  • Phantom Hourglass retained some of Wind Waker’s charm, but there were just enough annoying gameplay quirks that brought it down for me. The touch controls never felt as good as buttons, the overworld wasn’t that interesting (this came out during a time where Zelda games relied a lot on fetch quests between dungeons), and that dungeon you had to keep going back to wasn’t great. Also, screw that meta-puzzle where you had to close your DS.

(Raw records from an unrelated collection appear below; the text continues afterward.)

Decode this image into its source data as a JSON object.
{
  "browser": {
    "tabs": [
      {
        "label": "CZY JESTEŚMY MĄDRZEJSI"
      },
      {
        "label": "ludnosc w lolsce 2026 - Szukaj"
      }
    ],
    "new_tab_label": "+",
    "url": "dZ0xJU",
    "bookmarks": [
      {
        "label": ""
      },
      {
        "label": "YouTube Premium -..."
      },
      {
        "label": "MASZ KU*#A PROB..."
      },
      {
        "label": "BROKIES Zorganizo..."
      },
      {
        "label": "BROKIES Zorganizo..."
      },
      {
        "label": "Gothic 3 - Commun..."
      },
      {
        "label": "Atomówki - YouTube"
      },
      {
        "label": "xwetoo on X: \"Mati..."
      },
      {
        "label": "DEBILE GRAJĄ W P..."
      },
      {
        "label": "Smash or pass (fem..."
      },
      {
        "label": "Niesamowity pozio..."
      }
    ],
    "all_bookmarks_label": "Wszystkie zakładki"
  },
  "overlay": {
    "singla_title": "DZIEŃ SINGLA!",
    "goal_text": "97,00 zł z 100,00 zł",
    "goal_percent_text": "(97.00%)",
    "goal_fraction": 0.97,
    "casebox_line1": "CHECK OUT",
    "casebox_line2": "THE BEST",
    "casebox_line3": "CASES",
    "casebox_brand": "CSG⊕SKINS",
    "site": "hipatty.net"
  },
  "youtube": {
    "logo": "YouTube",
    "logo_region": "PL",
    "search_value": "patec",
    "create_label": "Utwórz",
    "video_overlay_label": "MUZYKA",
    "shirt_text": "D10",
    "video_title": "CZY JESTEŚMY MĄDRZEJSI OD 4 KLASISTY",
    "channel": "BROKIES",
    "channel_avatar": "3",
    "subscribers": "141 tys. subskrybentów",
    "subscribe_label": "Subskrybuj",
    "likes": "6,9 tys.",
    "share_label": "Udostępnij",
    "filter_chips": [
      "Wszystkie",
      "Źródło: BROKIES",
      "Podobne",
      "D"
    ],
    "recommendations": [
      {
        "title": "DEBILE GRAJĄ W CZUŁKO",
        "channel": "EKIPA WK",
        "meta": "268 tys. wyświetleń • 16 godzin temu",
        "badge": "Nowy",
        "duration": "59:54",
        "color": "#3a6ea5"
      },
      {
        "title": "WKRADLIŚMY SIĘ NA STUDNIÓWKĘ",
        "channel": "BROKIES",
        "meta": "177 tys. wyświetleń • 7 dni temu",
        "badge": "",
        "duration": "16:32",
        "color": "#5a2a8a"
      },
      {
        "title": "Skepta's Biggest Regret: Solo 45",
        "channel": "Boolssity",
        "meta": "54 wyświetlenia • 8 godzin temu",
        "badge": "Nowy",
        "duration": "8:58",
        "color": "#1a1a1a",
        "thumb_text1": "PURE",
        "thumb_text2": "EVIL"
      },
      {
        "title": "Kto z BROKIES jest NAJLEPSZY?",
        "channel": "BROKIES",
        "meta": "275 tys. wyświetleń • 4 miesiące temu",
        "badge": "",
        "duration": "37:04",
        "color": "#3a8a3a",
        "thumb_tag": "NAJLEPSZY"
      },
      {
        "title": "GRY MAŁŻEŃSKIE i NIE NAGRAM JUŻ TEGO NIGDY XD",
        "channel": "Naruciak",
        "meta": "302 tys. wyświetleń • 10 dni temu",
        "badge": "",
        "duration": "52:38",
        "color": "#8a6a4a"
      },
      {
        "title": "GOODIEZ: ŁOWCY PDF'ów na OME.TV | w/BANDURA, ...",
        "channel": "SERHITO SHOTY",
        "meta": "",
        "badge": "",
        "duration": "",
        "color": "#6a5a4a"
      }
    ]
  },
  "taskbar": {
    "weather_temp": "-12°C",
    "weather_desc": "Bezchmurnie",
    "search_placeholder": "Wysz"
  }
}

  • I appreciated some of what Skyward Sword was going for: its dungeons were solid, it looked great, and it gave the series a decent origin story. But I did not appreciate its more directed approach and lack of exploration. More importantly, I think its execution was poor on multiple fronts. The motion controls were not reliable enough for sword combat. The between-dungeon sections were defined by rote fetch quests. The pacing was all over the place. And that reminder text… yeesh. In the context of a series that’s generally been excellent across the board, Skyward Sword does not compare well.

  • Spirit Tracks' few highs were undermined by some infuriating lows. I remember its dungeons being pretty good (as most Zelda dungeons are), but I also remember thinking its overworld was incredibly dull, and that only being able to explore it via trains was laborious at best. Plus, this game had that goddamn pan flute. I’ve rarely been so livid with a video game.

  • Zelda II is the only core Zelda game I never finished. Put bluntly, I found the combat repetitive, tedious, and not fun at all. And it turns out Zelda II was more of a combat slog than anything. I do think there were some interesting ideas in there, but none of it felt executed well enough to overcome the combat for me. Error seems like a good guy though.